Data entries
────────────────
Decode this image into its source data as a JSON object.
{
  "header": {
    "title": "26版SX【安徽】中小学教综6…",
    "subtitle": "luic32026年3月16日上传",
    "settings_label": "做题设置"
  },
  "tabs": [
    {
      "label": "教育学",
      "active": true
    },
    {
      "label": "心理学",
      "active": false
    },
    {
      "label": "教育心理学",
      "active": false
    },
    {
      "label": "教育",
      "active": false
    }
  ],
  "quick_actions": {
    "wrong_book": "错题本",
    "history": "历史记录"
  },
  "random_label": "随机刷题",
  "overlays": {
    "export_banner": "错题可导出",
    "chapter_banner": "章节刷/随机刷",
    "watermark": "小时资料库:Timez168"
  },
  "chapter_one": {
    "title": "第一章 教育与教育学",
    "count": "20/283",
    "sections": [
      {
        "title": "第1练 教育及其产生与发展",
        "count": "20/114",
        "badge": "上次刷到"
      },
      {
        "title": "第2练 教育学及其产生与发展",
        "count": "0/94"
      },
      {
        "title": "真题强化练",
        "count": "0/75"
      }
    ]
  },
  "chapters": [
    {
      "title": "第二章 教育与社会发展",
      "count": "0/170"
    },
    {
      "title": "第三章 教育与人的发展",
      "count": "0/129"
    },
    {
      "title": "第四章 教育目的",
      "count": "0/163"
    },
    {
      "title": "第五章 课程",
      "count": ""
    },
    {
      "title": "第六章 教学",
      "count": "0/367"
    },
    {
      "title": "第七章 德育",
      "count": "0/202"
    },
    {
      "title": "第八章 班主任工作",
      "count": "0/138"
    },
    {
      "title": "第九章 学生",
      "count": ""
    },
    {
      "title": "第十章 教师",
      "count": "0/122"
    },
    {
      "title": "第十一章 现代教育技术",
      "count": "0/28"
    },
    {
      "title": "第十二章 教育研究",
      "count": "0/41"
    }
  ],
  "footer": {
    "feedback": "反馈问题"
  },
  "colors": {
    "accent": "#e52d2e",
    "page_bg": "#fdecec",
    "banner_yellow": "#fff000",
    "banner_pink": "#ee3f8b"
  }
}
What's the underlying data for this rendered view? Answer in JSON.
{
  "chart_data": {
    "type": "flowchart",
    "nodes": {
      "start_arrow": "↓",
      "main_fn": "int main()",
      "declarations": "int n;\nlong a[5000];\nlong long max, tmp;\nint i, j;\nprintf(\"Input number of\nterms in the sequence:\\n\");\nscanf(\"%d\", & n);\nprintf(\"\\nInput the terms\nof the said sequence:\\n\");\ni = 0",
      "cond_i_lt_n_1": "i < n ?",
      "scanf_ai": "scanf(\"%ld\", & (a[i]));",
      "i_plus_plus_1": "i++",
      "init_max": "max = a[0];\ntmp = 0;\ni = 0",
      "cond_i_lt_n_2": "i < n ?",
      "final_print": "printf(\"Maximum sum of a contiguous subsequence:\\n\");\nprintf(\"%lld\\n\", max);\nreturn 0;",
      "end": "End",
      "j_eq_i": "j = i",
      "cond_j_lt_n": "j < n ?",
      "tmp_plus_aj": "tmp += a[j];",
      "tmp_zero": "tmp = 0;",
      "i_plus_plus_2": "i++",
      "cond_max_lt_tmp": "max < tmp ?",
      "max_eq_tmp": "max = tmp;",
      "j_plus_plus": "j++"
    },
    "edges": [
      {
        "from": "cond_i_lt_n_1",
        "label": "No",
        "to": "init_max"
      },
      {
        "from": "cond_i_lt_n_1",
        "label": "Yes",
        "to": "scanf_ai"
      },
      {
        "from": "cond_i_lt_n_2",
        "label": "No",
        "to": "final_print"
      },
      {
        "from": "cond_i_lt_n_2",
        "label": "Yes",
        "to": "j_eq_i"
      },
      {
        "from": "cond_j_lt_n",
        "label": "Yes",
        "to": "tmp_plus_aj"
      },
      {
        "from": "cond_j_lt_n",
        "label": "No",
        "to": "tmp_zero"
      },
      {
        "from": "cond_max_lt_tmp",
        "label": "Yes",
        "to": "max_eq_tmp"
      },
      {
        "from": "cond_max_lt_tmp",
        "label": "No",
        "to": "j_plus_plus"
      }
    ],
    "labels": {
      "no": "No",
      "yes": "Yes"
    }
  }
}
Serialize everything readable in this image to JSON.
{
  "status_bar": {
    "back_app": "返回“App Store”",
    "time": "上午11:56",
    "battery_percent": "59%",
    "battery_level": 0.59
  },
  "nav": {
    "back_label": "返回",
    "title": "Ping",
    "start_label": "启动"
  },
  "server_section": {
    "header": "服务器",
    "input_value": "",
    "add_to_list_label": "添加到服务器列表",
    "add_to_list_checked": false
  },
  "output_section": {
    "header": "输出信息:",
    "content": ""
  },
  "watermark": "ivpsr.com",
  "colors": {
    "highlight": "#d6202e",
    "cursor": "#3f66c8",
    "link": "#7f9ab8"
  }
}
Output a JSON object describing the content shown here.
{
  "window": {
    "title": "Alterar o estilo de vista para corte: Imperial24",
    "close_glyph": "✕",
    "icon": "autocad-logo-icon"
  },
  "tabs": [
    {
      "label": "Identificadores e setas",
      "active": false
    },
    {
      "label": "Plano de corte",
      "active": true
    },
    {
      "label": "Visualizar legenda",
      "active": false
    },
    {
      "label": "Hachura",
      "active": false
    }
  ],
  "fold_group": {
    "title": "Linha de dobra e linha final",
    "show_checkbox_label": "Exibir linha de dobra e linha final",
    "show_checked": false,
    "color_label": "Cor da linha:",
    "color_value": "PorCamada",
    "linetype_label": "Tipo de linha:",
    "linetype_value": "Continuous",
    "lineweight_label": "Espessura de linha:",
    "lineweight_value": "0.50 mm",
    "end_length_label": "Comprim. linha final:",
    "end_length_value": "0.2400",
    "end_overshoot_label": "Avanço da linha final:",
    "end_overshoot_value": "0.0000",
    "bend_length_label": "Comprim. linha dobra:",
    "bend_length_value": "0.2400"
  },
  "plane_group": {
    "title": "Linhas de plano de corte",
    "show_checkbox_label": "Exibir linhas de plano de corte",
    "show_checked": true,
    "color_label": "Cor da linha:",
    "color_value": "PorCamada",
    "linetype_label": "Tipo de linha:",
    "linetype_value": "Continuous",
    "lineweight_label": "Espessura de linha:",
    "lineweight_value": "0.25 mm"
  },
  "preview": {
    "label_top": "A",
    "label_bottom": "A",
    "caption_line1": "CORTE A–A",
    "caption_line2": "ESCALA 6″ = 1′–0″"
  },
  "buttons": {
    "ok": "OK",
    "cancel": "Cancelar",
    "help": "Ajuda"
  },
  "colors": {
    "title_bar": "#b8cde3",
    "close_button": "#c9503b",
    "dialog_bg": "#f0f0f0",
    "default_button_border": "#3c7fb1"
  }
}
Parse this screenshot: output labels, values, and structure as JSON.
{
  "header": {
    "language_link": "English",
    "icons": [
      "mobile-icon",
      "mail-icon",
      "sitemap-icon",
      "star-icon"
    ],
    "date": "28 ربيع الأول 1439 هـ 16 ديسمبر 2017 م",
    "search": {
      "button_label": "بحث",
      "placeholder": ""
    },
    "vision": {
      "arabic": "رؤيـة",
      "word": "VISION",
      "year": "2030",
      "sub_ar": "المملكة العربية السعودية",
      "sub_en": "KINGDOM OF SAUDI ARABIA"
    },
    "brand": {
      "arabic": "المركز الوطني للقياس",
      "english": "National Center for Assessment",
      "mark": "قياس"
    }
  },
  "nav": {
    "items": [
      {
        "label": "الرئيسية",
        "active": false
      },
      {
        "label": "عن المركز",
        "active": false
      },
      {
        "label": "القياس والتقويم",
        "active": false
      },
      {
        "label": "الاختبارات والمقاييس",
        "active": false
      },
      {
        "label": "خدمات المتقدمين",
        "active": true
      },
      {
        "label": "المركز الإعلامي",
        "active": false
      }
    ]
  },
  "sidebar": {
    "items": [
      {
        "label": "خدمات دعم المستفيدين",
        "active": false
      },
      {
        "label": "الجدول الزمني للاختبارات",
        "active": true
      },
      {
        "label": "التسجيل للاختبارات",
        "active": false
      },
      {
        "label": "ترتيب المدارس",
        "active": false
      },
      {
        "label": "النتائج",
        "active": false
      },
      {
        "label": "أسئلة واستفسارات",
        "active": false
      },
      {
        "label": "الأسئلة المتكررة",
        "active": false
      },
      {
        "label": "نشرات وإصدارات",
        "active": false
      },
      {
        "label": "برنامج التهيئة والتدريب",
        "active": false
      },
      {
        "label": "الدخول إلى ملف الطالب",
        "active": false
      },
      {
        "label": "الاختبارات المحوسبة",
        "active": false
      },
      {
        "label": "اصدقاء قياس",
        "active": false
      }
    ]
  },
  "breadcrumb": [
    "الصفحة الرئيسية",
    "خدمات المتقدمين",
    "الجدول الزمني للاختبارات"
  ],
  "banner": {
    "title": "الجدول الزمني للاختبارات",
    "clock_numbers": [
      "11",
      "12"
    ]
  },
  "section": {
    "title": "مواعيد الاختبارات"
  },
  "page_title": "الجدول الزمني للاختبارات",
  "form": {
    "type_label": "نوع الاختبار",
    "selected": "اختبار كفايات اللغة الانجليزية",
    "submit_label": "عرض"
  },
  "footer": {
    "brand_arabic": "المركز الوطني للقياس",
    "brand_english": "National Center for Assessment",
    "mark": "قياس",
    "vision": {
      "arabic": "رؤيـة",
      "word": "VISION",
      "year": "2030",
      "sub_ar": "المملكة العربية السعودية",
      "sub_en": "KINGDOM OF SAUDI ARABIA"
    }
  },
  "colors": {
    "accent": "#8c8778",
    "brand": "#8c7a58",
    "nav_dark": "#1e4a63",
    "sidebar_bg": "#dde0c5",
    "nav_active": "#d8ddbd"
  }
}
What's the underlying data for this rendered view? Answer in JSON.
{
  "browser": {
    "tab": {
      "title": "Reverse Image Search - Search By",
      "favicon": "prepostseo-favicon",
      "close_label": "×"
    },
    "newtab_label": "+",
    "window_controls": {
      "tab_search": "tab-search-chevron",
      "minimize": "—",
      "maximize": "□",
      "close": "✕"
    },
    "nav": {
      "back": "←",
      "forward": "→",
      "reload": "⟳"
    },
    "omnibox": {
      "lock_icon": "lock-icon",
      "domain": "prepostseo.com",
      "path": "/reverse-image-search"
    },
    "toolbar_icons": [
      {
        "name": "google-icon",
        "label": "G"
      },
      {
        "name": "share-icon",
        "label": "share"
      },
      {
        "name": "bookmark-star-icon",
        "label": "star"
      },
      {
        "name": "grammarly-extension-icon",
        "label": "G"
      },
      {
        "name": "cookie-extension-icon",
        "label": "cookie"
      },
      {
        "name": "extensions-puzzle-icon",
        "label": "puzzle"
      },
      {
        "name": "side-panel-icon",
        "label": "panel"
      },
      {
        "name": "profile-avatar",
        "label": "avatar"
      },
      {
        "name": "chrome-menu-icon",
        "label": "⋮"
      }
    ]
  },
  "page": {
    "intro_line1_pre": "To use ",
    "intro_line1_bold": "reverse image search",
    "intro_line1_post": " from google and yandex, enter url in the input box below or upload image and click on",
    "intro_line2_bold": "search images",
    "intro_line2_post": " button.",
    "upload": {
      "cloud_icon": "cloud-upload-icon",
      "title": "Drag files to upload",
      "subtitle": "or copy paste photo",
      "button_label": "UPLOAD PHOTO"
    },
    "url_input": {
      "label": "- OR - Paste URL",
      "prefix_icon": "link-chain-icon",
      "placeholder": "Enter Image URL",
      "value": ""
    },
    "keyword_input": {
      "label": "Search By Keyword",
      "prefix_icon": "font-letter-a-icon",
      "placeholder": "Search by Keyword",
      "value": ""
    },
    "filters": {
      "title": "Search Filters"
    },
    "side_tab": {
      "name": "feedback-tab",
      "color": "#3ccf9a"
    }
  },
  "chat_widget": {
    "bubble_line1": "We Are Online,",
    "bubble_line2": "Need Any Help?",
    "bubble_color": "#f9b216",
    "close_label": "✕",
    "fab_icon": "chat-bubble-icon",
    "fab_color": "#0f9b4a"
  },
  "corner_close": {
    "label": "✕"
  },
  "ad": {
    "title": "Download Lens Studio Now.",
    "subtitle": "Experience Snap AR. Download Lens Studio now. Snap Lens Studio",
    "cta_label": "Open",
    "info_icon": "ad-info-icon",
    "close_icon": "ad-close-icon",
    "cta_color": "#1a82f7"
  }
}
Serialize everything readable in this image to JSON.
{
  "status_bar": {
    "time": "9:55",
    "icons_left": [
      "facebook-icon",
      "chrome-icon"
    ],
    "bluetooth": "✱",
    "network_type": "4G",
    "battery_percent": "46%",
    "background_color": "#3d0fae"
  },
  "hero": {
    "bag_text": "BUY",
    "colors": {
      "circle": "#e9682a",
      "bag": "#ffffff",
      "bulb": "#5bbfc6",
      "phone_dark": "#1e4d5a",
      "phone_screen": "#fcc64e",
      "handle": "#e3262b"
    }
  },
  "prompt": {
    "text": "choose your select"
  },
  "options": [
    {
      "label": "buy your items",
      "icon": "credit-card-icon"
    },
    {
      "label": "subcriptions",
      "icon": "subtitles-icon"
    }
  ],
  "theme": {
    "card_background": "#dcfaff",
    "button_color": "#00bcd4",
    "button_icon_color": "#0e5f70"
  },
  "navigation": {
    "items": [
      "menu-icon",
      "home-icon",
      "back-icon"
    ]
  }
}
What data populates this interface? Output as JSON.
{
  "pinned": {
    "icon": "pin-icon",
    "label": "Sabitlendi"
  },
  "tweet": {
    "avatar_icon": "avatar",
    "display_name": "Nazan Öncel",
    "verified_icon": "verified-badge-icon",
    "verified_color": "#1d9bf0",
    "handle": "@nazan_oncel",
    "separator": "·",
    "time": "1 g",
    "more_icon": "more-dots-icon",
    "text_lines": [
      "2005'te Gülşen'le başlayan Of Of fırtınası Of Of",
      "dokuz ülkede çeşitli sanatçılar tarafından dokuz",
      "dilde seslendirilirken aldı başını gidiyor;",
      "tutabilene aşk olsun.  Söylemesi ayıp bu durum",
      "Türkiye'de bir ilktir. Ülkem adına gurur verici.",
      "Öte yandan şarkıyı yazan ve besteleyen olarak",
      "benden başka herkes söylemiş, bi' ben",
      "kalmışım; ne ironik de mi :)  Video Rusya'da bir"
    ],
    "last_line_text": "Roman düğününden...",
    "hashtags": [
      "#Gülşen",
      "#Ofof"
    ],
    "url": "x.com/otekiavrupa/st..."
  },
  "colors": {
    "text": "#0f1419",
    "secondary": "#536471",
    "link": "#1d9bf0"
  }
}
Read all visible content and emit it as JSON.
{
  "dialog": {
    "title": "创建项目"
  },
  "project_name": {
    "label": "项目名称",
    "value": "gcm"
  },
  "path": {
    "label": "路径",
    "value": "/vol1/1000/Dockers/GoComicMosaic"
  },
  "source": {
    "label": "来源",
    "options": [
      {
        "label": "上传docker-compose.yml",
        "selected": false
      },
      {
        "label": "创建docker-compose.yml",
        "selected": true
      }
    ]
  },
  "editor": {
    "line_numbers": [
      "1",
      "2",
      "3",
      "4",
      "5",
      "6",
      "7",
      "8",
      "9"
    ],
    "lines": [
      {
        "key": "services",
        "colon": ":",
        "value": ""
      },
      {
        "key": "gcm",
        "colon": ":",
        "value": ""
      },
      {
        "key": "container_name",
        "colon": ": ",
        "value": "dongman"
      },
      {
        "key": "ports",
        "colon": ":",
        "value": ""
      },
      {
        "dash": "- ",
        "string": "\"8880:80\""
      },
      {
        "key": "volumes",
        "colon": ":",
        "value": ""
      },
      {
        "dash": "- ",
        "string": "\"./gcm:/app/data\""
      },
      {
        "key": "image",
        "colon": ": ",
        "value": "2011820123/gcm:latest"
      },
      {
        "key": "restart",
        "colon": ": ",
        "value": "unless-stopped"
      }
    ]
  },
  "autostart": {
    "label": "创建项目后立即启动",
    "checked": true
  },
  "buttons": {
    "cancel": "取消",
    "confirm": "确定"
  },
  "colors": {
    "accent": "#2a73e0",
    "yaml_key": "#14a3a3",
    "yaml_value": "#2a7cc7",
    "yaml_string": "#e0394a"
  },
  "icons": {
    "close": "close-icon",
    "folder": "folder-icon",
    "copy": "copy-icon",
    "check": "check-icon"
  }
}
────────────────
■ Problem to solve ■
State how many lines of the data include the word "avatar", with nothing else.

■ Output of the task ■
3